(Stored data)
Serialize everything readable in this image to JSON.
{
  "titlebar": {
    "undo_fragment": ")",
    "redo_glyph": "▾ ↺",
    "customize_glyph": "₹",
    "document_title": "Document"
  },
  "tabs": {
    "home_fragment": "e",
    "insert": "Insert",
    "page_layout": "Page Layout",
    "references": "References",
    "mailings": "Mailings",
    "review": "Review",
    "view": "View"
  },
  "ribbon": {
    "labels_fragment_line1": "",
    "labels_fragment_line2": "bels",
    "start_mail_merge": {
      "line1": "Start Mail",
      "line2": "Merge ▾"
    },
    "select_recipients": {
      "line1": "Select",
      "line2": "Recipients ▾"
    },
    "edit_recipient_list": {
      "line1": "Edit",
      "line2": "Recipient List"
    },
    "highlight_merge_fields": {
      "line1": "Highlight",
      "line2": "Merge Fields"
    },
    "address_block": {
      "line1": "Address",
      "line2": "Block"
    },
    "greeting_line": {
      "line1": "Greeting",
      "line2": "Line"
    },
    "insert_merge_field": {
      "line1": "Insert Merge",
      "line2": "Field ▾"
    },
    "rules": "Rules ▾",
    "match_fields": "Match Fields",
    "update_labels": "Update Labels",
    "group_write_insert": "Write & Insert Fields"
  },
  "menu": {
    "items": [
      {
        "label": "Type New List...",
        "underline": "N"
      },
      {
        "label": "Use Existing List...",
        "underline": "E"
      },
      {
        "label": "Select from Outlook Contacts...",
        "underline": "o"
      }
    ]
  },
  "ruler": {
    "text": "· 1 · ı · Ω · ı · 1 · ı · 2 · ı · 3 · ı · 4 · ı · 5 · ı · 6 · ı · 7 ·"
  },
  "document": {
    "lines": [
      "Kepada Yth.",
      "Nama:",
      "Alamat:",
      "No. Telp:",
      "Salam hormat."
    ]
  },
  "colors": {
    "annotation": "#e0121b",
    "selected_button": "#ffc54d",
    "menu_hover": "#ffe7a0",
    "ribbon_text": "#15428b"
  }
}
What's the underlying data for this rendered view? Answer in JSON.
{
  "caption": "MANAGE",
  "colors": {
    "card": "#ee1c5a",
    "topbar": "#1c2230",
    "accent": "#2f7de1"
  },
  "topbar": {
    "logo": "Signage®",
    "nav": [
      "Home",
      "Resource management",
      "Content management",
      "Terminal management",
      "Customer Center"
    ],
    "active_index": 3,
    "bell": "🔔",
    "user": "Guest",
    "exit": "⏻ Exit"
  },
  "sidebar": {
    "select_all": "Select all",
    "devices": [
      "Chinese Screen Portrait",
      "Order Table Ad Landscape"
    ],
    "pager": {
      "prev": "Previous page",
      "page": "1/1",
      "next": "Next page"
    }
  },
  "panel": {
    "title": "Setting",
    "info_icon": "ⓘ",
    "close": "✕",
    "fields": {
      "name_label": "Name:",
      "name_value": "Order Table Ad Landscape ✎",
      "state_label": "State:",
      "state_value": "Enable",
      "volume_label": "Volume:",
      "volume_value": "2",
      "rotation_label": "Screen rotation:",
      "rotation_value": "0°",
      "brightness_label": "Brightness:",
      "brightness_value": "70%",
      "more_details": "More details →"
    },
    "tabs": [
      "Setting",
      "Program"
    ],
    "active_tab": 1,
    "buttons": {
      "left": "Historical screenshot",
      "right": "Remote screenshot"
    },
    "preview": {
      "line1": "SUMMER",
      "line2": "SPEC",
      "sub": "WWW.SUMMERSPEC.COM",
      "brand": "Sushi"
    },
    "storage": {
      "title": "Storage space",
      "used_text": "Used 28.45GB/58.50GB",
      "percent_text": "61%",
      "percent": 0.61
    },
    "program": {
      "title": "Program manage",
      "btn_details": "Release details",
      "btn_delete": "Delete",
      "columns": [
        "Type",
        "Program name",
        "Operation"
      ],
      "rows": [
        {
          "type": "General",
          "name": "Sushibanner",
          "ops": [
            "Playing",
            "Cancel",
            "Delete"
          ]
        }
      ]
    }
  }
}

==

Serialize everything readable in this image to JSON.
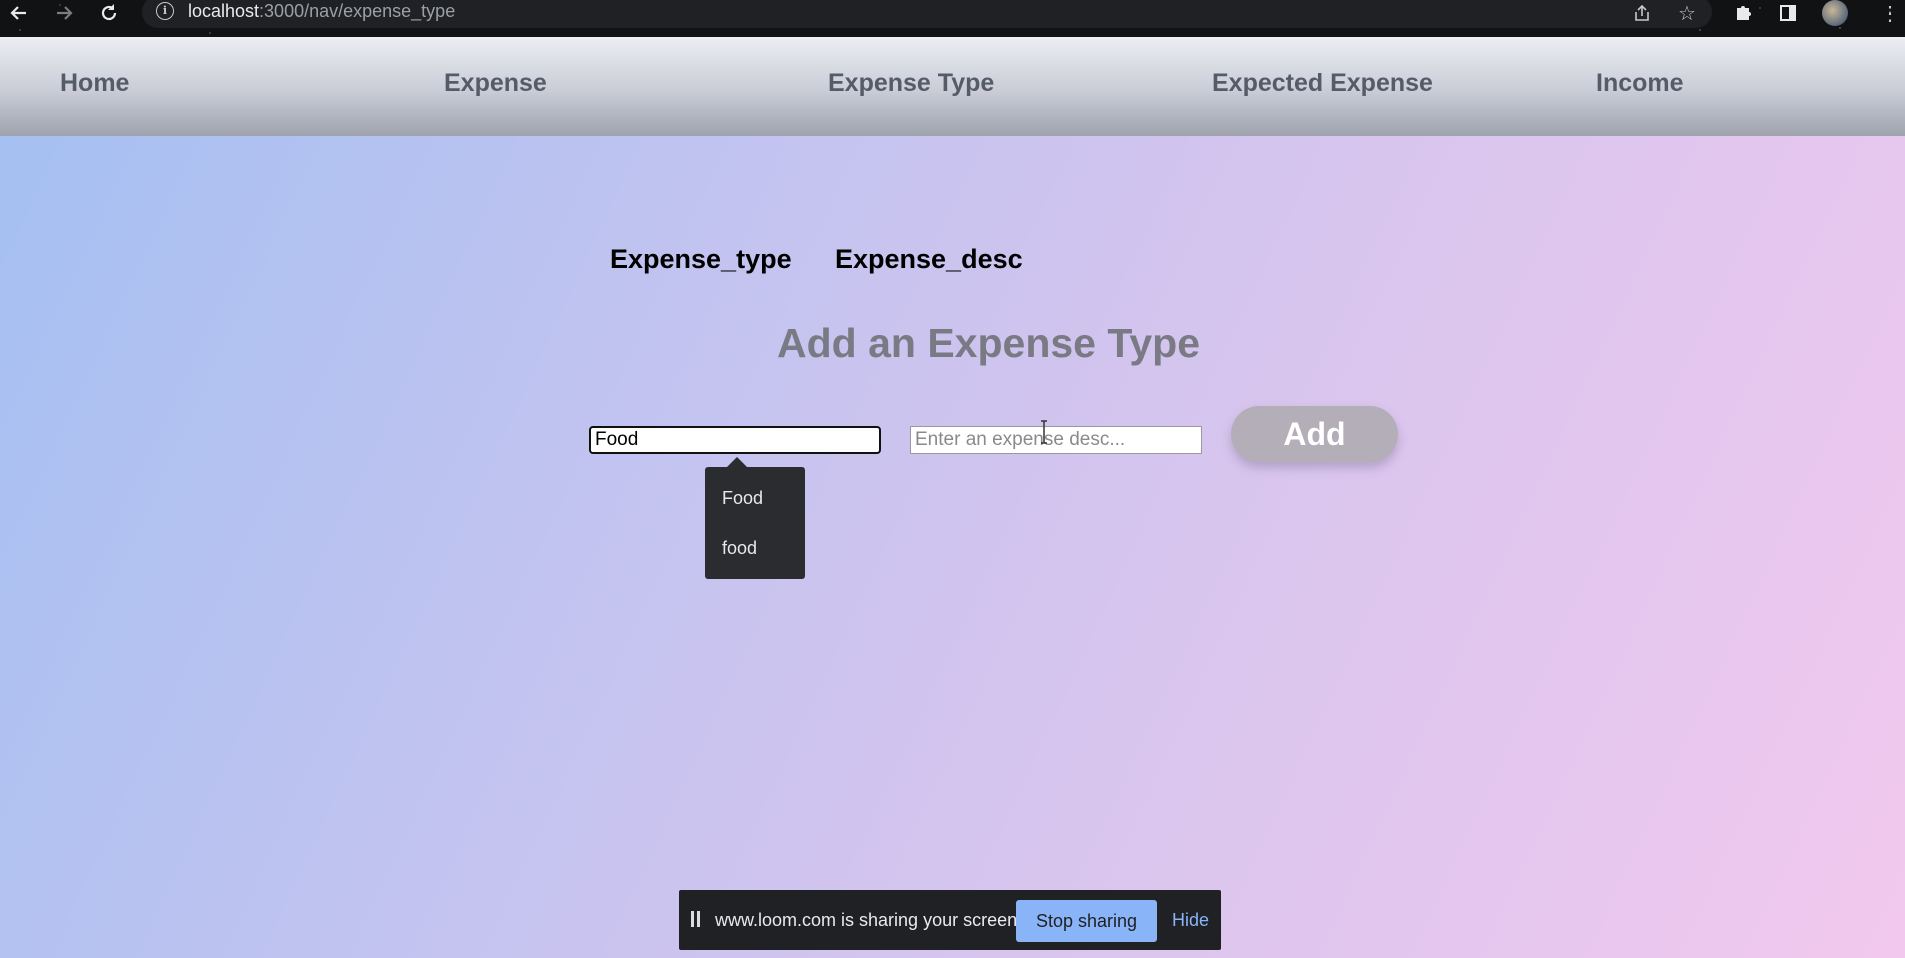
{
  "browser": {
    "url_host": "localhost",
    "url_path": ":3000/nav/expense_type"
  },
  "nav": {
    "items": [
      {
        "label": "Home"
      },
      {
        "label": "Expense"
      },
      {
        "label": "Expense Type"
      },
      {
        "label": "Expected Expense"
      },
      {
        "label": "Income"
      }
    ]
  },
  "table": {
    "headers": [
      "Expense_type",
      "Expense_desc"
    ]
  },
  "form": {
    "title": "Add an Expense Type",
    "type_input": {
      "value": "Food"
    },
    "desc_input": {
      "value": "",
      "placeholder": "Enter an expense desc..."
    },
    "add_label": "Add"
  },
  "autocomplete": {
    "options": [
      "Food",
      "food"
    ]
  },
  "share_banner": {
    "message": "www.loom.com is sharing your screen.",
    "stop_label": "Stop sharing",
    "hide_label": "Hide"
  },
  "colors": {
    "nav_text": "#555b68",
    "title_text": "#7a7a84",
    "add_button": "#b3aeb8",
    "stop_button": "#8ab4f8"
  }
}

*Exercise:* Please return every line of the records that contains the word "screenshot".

*Response area:*
      "left": "Historical screenshot",
      "right": "Remote screenshot"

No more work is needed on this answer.